Speaking of, I finally demystified the workings of the treasury system, to whit: you can assign parts of some municipal buildings a specific purpose. By making almost every room in my mansion a treasury, I more than doubled the size of my purse. I say I demystified it, but really I read about how to do it in the Help menu, which is another new(ish) addition and explains some of the FAQs or more general aspects of the game. It’s still modest in size, but it should help new players to no end.
My favourite of the new things I’ve found is that messages now turn up via an emissary on a pony. Look at how furious this pony is:
Good bits must also include the tavern I am building near the original residential area. I am gathering the needed resources before I start construction, but it should turn out pretty well. It’s a sturdy but modest design to start with. I am proud of the blueprint, so it is the header for this article.

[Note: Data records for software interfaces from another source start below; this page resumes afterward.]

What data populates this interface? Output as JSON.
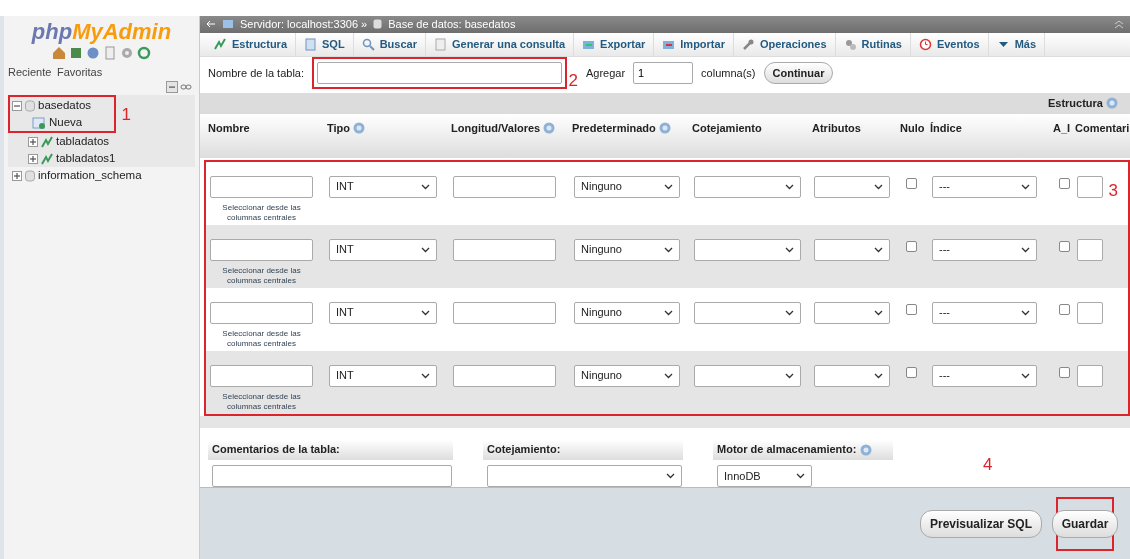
{
  "sidebar": {
    "logo_part1": "php",
    "logo_part2": "MyAdmin",
    "links": [
      "Reciente",
      "Favoritas"
    ],
    "tree": [
      {
        "label": "basedatos",
        "expanded": true,
        "children": [
          {
            "label": "Nueva",
            "kind": "new"
          },
          {
            "label": "tabladatos",
            "kind": "table"
          },
          {
            "label": "tabladatos1",
            "kind": "table"
          }
        ]
      },
      {
        "label": "information_schema",
        "expanded": false
      }
    ]
  },
  "breadcrumb": {
    "server": "Servidor: localhost:3306 »",
    "database": "Base de datos: basedatos"
  },
  "tabs": [
    {
      "label": "Estructura",
      "kind": "structure"
    },
    {
      "label": "SQL",
      "kind": "sql"
    },
    {
      "label": "Buscar",
      "kind": "search"
    },
    {
      "label": "Generar una consulta",
      "kind": "query"
    },
    {
      "label": "Exportar",
      "kind": "export"
    },
    {
      "label": "Importar",
      "kind": "import"
    },
    {
      "label": "Operaciones",
      "kind": "wrench"
    },
    {
      "label": "Rutinas",
      "kind": "routines"
    },
    {
      "label": "Eventos",
      "kind": "clock"
    },
    {
      "label": "Más",
      "kind": "caret"
    }
  ],
  "table_name": {
    "label": "Nombre de la tabla:",
    "add_label": "Agregar",
    "add_value": "1",
    "columns_label": "columna(s)",
    "button": "Continuar"
  },
  "structure_label": "Estructura",
  "columns": [
    {
      "label": "Nombre",
      "help": false
    },
    {
      "label": "Tipo",
      "help": true
    },
    {
      "label": "Longitud/Valores",
      "help": true
    },
    {
      "label": "Predeterminado",
      "help": true
    },
    {
      "label": "Cotejamiento",
      "help": false
    },
    {
      "label": "Atributos",
      "help": false
    },
    {
      "label": "Nulo",
      "help": false
    },
    {
      "label": "Índice",
      "help": false
    },
    {
      "label": "A_I",
      "help": false
    },
    {
      "label": "Comentari",
      "help": false
    }
  ],
  "rows": [
    {
      "type": "INT",
      "default": "Ninguno",
      "null_checked": false,
      "index": "---",
      "ai_checked": false,
      "link": "Seleccionar desde las columnas centrales"
    },
    {
      "type": "INT",
      "default": "Ninguno",
      "null_checked": false,
      "index": "---",
      "ai_checked": false,
      "link": "Seleccionar desde las columnas centrales"
    },
    {
      "type": "INT",
      "default": "Ninguno",
      "null_checked": false,
      "index": "---",
      "ai_checked": false,
      "link": "Seleccionar desde las columnas centrales"
    },
    {
      "type": "INT",
      "default": "Ninguno",
      "null_checked": false,
      "index": "---",
      "ai_checked": false,
      "link": "Seleccionar desde las columnas centrales"
    }
  ],
  "table_options": {
    "comments_label": "Comentarios de la tabla:",
    "collation_label": "Cotejamiento:",
    "engine_label": "Motor de almacenamiento:",
    "engine": "InnoDB"
  },
  "buttons": [
    "Previsualizar SQL",
    "Guardar"
  ],
  "annotations": [
    {
      "label": "1"
    },
    {
      "label": "2"
    },
    {
      "label": "3"
    },
    {
      "label": "4"
    }
  ]
}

I have, however, encountered a food problem, and I have no idea how to fix it. Initially I thought it was another symptom of my stupidity, but at this point I think I have just rolled an entire nation of either a) coeliacs; b) extremely picky eaters; or c) folks who get acute heartburn if they eat bread. Vidbud Matthew says I should rename Aliceburg to Heartburn City. Basically, despite having a comical amount of bread in storage, about half of the entire town is bloody starving.
I searched for “Foundation villagers are -” and it autocompleted “- lacking food” and I found a few people asking for tips. It turns out you actually have to have a lot of food – more than you would for comparable games, I think – and do some town planning for the supply chains of same. Villagers actually eat when they are hungry and thus have different eating cycles. If your market traders live too far from where they work, or the warehouses are too far from the market, and so on, it can waste a lot of time and make it difficult for villagers to get their delicious medieval nutrients.

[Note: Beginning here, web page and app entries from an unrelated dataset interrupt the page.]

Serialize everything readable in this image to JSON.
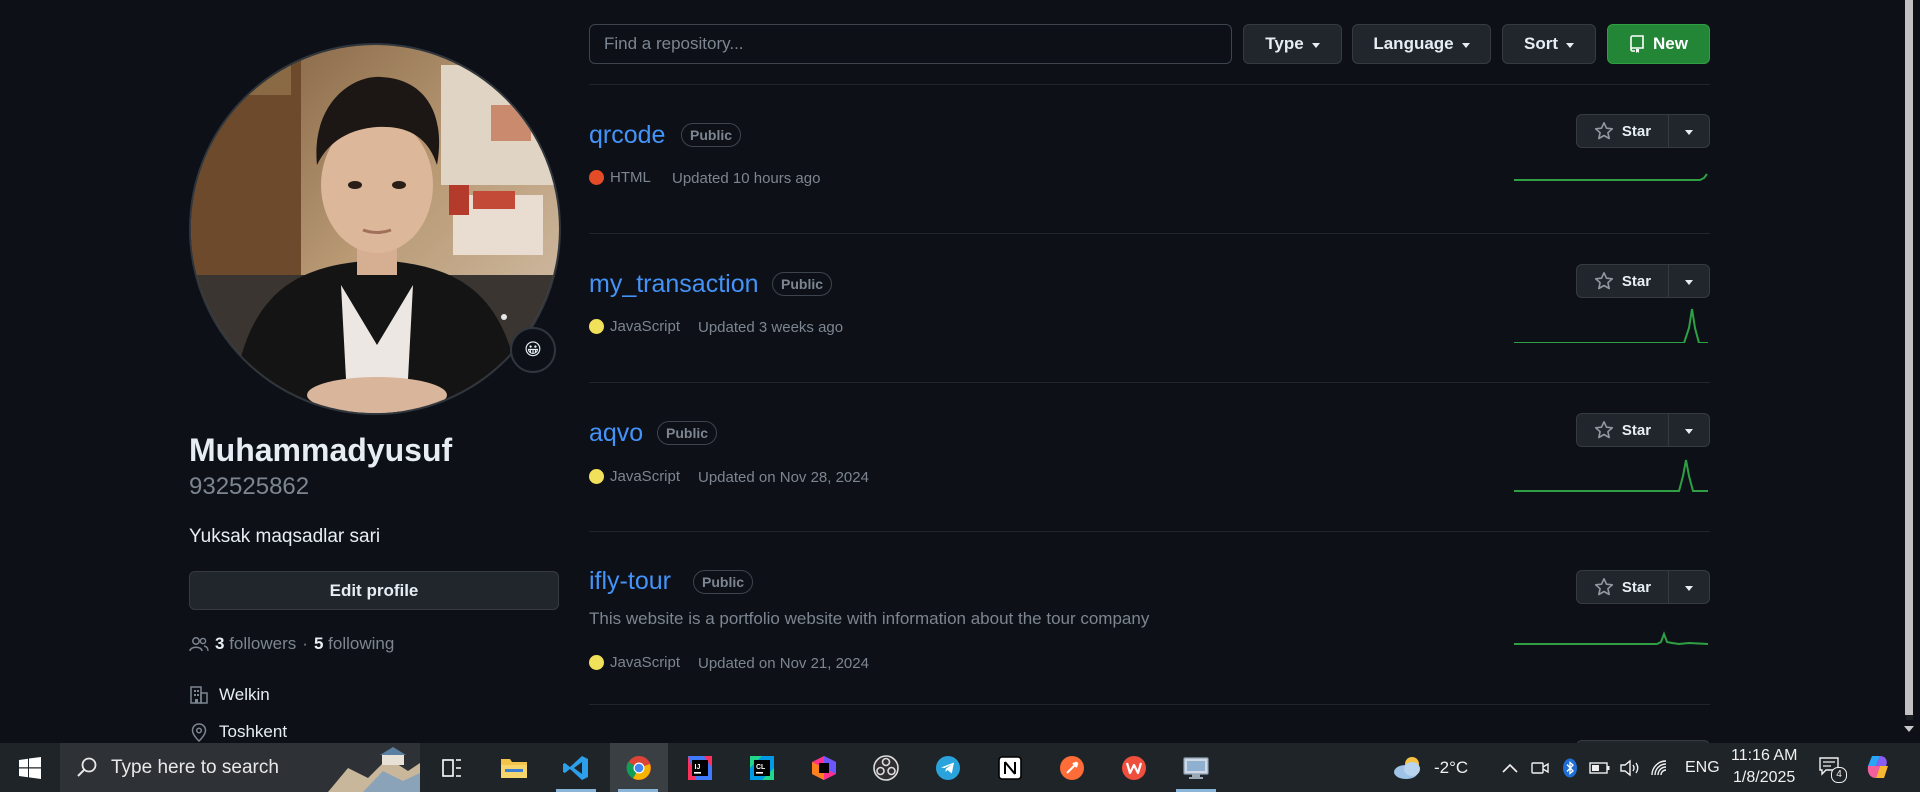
{
  "profile": {
    "name": "Muhammadyusuf",
    "login": "932525862",
    "bio": "Yuksak maqsadlar sari",
    "edit_label": "Edit profile",
    "followers_count": "3",
    "followers_label": "followers",
    "separator": "·",
    "following_count": "5",
    "following_label": "following",
    "company": "Welkin",
    "location": "Toshkent",
    "status_emoji": "😀"
  },
  "filters": {
    "search_placeholder": "Find a repository...",
    "type_label": "Type",
    "language_label": "Language",
    "sort_label": "Sort",
    "new_label": "New"
  },
  "repos": [
    {
      "name": "qrcode",
      "visibility": "Public",
      "language": "HTML",
      "language_color": "#e34c26",
      "updated": "Updated 10 hours ago",
      "description": "",
      "star_label": "Star"
    },
    {
      "name": "my_transaction",
      "visibility": "Public",
      "language": "JavaScript",
      "language_color": "#f1e05a",
      "updated": "Updated 3 weeks ago",
      "description": "",
      "star_label": "Star"
    },
    {
      "name": "aqvo",
      "visibility": "Public",
      "language": "JavaScript",
      "language_color": "#f1e05a",
      "updated": "Updated on Nov 28, 2024",
      "description": "",
      "star_label": "Star"
    },
    {
      "name": "ifly-tour",
      "visibility": "Public",
      "language": "JavaScript",
      "language_color": "#f1e05a",
      "updated": "Updated on Nov 21, 2024",
      "description": "This website is a portfolio website with information about the tour company",
      "star_label": "Star"
    }
  ],
  "colors": {
    "link": "#4493f8",
    "bg": "#0d1117",
    "button_bg": "#21262d",
    "new_green": "#238636",
    "spark_green": "#2ea043"
  },
  "taskbar": {
    "search_placeholder": "Type here to search",
    "weather": "-2°C",
    "language": "ENG",
    "time": "11:16 AM",
    "date": "1/8/2025",
    "notification_count": "4",
    "apps": [
      "task-view",
      "file-explorer",
      "vscode",
      "chrome",
      "intellij",
      "clion",
      "jetbrains-toolbox",
      "obs",
      "telegram",
      "notion",
      "postman",
      "wps-office",
      "remote-desktop"
    ]
  }
}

That isn’t my issue though. I have a lot of different edibles, enough markets to service the different areas of town, and those markets placed a careful distance from the food supply chain. The only one that isn’t within a brisk trot of the warehouses is actually the only one keeping villagers well fed, because it’s in the fishing district and is supplied directly from that.
I’m not going to make any bones about this: it took me fucking ages to set up my bread chain, which was explicitly to replace the foraged berries they were all subsisting on previously. I had to build a wheat farm, get a windmill up while I was waiting for the harvest, and then throw up a couple of bakeries. That’s not none resources spent, let me tell you. The agricultural related industries are all clustered together up on a hill, so the bread itself is made very quickly. Then there’s a granary half way down the hill, acting as a bridge to the warehouses and markets lower down. It is a chef’s kiss of a supply chain. It is bleedin’ brilliant. I should be an actual town planner. You can all suck it.
And it apparently works really well, because I am producing enough bread to stock all the Greggs in the North East. Bread is flying out at a rate of knots. I’m like Joffrey Baratheon off of Game Of Thrones. But there is an extremely weak link in the chain, and it is that these dickheads will not eat the bread. Or, to be very precise, the vendors will not sell it. There are two markets assigned to sell bread that are almost literally next door to warehouses full of bread, and they will not go and get the pissing bread. The white stuff. Look at the loaves, filling up blocks of my storehouses like big floury turds:
How much bread do I have, you ask?
A lot of bastard bread.
And they have the gall, the temerity, to complain that they are lacking food. They are eating handfuls of cold, muddy berries and telling me they’re hungry.
Just eat the bread. For God’s sake.